Third, we will have a revamped main party hearing at which the merger parties will have the opportunity to present directly to the decision-makers after seeing the full version of the “case against” the deal set out in the Interim Report – if that is the group’s provisional view. This will help address the concern that Parties do not have sufficient opportunity to make oral representations on the substance of the case after provisional findings. This hearing will give the group members an opportunity to question the merger parties but will also allow more time for the parties to make submissions and for the adoption of a more discursive approach. In my experience a dialogue between group members and the business people is invaluable in helping the group appreciate the purpose and potential impact of the merger.

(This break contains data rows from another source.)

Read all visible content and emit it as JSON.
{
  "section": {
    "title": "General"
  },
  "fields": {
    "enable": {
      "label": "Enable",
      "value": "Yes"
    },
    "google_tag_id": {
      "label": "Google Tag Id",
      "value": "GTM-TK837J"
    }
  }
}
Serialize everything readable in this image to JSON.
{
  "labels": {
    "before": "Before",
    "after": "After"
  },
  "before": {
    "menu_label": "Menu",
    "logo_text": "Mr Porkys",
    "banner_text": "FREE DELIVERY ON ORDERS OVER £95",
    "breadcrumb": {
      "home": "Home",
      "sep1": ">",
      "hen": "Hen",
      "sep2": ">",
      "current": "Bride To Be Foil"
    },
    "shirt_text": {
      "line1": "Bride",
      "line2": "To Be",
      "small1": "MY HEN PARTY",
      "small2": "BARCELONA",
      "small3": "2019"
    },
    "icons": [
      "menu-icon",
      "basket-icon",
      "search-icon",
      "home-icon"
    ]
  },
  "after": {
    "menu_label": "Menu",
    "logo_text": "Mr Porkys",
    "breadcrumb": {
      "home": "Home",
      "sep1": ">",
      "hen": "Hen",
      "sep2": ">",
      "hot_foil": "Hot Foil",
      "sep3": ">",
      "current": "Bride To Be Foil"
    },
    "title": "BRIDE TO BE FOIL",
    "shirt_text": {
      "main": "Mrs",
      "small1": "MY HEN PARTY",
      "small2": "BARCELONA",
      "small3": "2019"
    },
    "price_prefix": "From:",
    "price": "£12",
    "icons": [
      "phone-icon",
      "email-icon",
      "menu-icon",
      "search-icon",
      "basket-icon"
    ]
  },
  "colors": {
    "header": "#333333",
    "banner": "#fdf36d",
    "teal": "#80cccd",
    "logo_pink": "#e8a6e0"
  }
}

Finally, throughout the process, it will be open to merger parties to discuss remedies with the Group at an early stage, if they so wish. This is true under the current process, but the revamped procedure seeks to draw this into the light a bit more and builds in a number of “hooks” that might serve as a prompt for parties to consider whether their overall commercial objectives might be best served by beginning remedies discussions. Early-stage remedies discussions should also be facilitated by the increased direct engagement with the Group, and hopefully a clearer and earlier understanding by the merger parties of the Group’s concerns.

These are positive changes, but their success will depend on how merger parties decide to constructively approach the many choices that have to be made throughout the process, such as whether to request a fast-track case, when to offer remedies, and how to engage with the Group when the opportunities arise.

It is through this combination of fair and efficient processes and effective engagement with merger parties, other businesses and consumers that we are best able to identify competition concerns and prevent or mitigate them where necessary.


[1] The Rise of Ecosystem Theories: Where are we after Microsoft/Activision and Booking/etraveli?, UCL Laws. YouTube.

[2] Anticipated acquisition by Sabre Corporation of Farelogix Inc, CMA, 9 April 2020.

[3] Sabre CEO Sean Menke, Q3 2020 Results, Earnings Call Transcript, 6 November 2020.

[4] The Times, 3 November 2023.

Competition and Markets Authority
Martin Coleman